## Study the Solids

In this interactive geometry investigation, students explore geometric solids and their properties. Specifically, students count the number of faces, edges, and corners (vertices) in various solids.

Students will need the Geometric Solids Tool for this lesson.

Geometric Solids Tool |

As students are exploring the various geometric solids, begin a class discussion which includes the following points.

Students should note the following characteristics:

- Each solid has flat sides called
**faces**. - Each solid has
**edges**to connect the faces. - Each solid has
**corners**that connect the edges.*(Note that the activity sheet refers to corners as "vertices", so you may wish to familiarize students with this vocabulary.)*

If you have these shapes in your classroom, have students find the shapes that match those in this computer activity.

This lesson is designed to help students focus on the properties of each shape.
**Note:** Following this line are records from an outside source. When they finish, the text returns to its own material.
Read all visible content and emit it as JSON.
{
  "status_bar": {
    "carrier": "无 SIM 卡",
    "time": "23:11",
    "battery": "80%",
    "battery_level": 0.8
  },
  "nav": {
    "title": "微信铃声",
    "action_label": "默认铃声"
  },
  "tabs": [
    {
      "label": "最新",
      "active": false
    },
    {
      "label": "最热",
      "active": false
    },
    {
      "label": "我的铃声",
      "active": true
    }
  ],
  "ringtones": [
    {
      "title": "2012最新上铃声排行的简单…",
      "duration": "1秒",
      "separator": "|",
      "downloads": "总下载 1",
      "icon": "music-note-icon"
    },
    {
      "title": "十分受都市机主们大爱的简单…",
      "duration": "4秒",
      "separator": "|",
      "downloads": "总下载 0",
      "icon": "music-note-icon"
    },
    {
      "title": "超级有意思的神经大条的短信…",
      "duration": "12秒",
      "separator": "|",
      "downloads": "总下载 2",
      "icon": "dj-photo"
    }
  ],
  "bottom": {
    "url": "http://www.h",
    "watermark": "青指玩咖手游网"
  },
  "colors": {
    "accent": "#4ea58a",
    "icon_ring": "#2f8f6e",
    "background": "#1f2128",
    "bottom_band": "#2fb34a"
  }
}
The tools allow them to color the faces, edges, or corners (vertices) easily by holding the shift key while clicking the mouse on the paint palette and then on a face. (The edges are always white and the corners black.)

Distribute the Exploring Geometric Solids Activity Sheet to the students.

Exploring Geometric Solids Activity Sheet |

*Teacher Note:* For today's lesson, students will only
complete the table on the activity sheet. Save the three questions
below the table for tomorrow's lesson.

As students complete the activity sheet, guide them as needed. For example, when asking "How many sides does each face have?", guide the student to click the given face, and color the sides. When determining the number of faces, it may be helpful to color the faces and count as they color. (It's interesting to observe students doing this: some color all faces the same color, while others color the faces different colors.)

After determining the number of faces, students are asked to count the number of edges and vertices (corners) in the solid. Before actually counting the number of edges, students may wish to "guess" the number.

For example, working with the dodecahedron, a student may say each face has five sides — a pentagon. She counts 12 faces. In guessing the number of edges, she may estimate 60 and give as her reason, "5 sides × 12 faces = 60 edges." Counting the edges with the result of 30 provided an opportunity to have her take a second look at the dodecahedron and find out why. (Each edge is shared by two faces.)

Taking advantage of opportunities such as these enriches student understanding.

**Assessments**

Collect the students' activity sheets to assess student understanding. Answers to the activity sheet are available.

**Questions for Students**

- When you guessed the number of edges in a particular solid, were you correct? Did this affect how you guessed and counted the number of edges in the other solids?

[Student responses may vary. Note that students should use their incorrect guesses to inform future predictions.]

### Getting to Know the Solids

### Looking for Patterns

### Construct a Solid

### Making A Shape Jacket

### Learning Objectives

Students will:

- Analyze characteristics and properties of three-dimensional geometric shapes
- Count the number of faces, edges, and corners (vertices) in various geometric solids

### Common Core State Standards – Practice

- CCSS.Math.Practice.MP1

Make sense of problems and persevere in solving them.

- CCSS.Math.Practice.MP4

Model with mathematics.

- CCSS.Math.Practice.MP5

Use appropriate tools strategically.

- CCSS.Math.Practice.MP7

Look for and make use of structure.